== SUPPLIED RECORDS ==

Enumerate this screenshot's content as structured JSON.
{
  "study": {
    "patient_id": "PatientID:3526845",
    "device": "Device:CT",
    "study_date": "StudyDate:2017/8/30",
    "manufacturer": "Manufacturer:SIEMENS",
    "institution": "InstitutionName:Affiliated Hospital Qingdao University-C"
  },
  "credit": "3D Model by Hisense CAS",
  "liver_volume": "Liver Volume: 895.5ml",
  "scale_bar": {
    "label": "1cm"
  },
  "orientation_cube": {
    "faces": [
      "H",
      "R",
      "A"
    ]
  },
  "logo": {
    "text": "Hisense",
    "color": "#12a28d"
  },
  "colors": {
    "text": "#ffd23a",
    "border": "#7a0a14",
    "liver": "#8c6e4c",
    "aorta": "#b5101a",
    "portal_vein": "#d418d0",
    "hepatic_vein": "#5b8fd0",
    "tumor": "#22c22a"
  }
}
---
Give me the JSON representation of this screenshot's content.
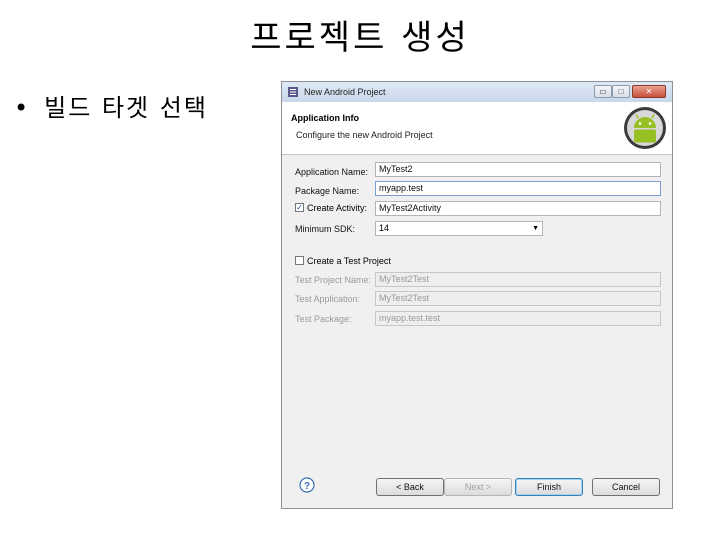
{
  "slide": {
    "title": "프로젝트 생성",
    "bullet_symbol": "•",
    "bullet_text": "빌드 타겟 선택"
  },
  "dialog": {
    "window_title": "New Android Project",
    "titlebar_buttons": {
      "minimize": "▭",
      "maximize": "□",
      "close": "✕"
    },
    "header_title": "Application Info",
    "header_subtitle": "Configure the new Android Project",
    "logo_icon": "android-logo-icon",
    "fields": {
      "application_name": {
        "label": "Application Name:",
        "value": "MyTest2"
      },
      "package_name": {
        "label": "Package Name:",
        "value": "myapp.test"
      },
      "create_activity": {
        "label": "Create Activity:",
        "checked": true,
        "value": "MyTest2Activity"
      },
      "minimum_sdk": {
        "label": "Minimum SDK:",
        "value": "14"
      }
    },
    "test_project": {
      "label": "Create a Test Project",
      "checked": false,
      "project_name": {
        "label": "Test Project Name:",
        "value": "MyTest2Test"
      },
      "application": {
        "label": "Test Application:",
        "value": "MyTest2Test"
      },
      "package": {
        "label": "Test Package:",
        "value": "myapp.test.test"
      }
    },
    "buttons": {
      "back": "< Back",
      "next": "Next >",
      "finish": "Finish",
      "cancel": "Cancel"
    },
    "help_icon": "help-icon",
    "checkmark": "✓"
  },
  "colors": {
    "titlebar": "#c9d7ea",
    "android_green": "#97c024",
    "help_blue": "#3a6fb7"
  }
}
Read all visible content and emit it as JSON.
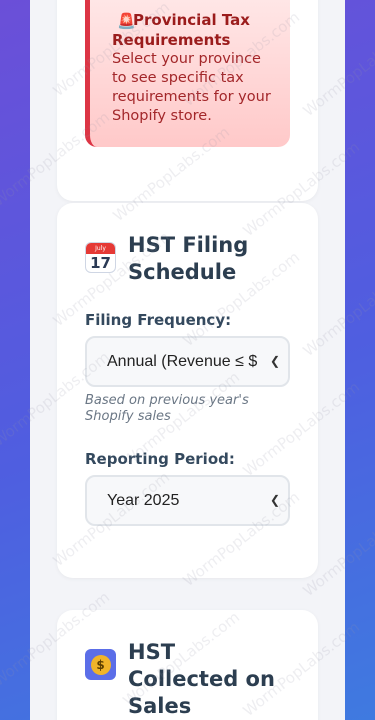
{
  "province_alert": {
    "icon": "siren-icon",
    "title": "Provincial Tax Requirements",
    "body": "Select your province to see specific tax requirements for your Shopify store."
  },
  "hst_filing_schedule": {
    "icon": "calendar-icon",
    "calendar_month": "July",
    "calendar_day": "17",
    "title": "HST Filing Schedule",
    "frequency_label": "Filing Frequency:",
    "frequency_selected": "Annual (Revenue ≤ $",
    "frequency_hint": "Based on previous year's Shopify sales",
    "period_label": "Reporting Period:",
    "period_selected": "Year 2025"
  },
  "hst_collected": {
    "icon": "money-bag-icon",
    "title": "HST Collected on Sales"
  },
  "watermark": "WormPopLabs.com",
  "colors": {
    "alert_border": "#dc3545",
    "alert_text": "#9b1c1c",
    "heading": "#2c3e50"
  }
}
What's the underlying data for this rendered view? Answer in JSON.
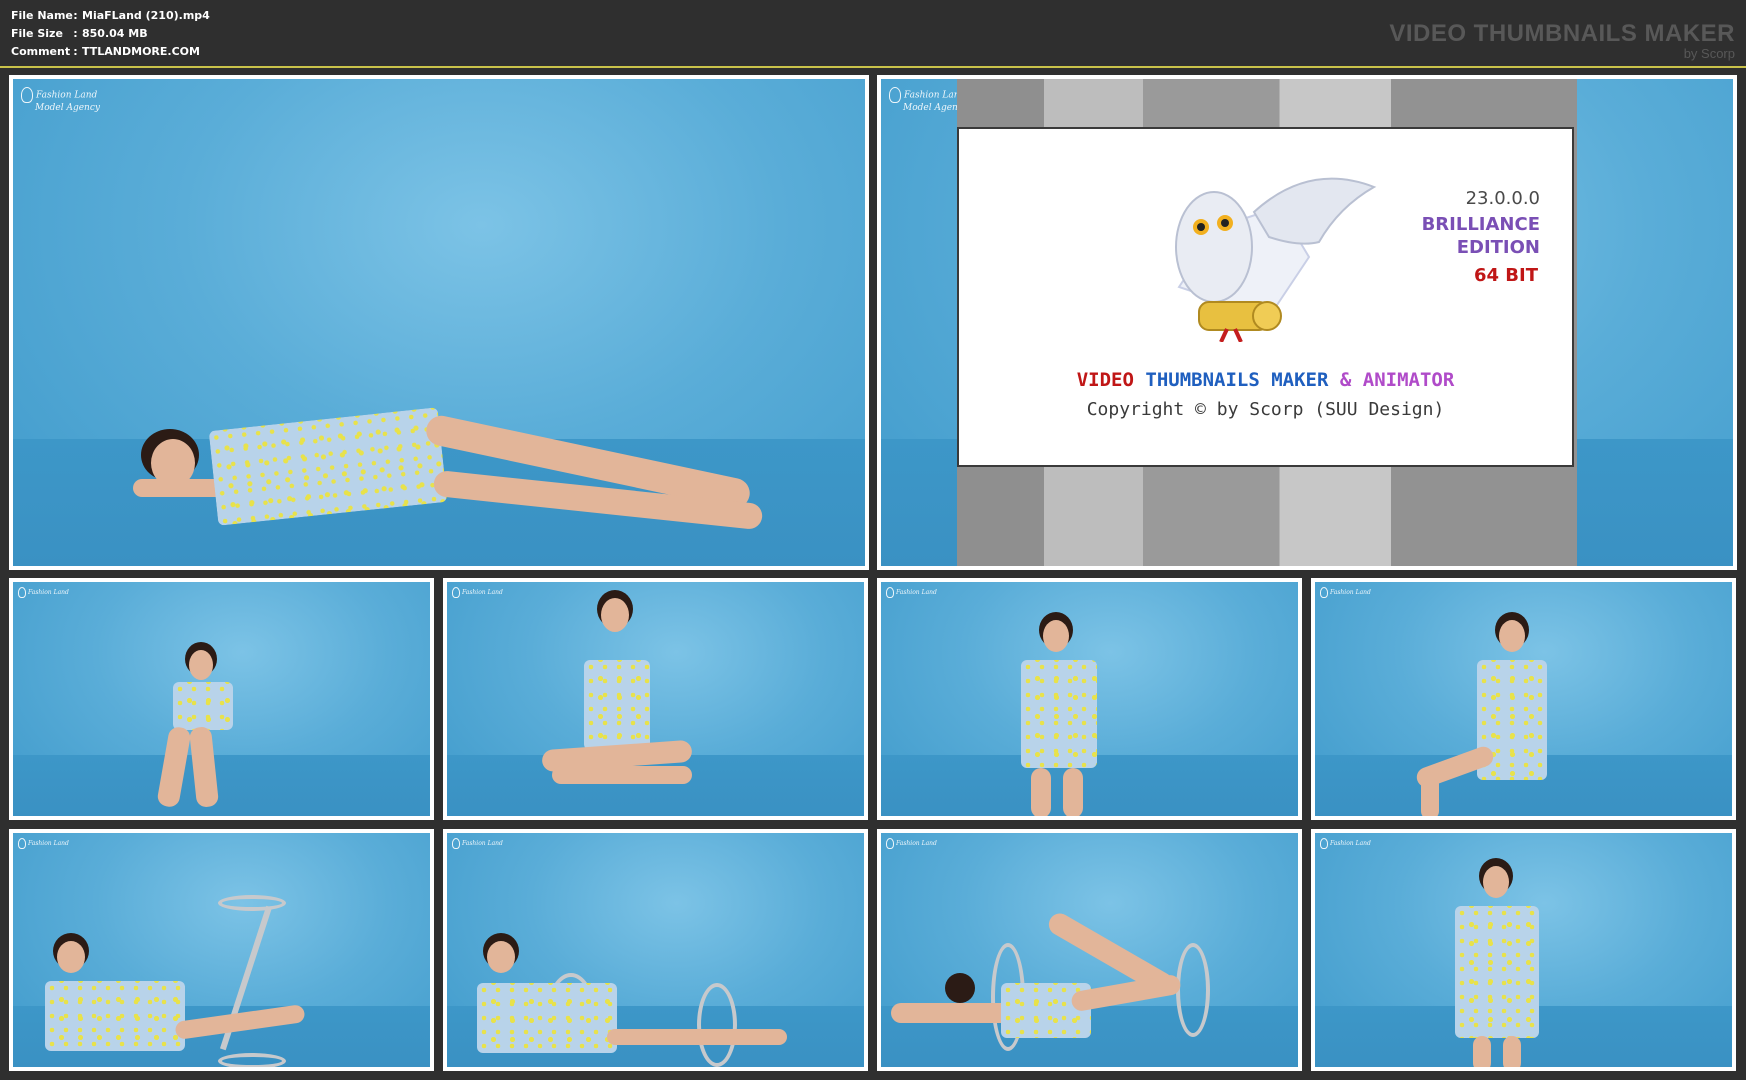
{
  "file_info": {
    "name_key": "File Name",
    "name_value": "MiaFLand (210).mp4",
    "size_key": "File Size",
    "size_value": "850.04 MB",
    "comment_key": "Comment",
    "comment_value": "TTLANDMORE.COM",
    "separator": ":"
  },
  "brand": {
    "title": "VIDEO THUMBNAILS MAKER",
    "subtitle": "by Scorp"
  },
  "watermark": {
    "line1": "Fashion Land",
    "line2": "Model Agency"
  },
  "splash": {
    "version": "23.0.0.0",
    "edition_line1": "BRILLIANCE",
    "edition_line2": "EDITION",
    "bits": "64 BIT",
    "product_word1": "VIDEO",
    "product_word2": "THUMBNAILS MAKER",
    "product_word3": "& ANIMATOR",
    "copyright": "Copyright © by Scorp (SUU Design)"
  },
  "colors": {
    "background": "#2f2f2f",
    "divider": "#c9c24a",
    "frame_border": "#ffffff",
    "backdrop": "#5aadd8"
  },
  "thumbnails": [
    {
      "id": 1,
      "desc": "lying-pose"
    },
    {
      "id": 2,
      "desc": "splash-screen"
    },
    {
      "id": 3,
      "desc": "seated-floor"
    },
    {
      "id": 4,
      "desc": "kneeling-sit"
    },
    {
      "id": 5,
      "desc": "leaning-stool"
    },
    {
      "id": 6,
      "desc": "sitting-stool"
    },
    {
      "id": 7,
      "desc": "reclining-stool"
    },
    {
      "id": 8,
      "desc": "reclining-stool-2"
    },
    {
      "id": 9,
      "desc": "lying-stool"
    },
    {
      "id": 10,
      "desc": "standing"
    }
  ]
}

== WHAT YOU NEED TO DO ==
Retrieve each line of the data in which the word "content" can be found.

== RESPONSE TO THE EXERCISE ==
Enumerate this screenshot's content as structured JSON.
Give me the JSON representation of this screenshot's content.
Read all visible content and emit it as JSON.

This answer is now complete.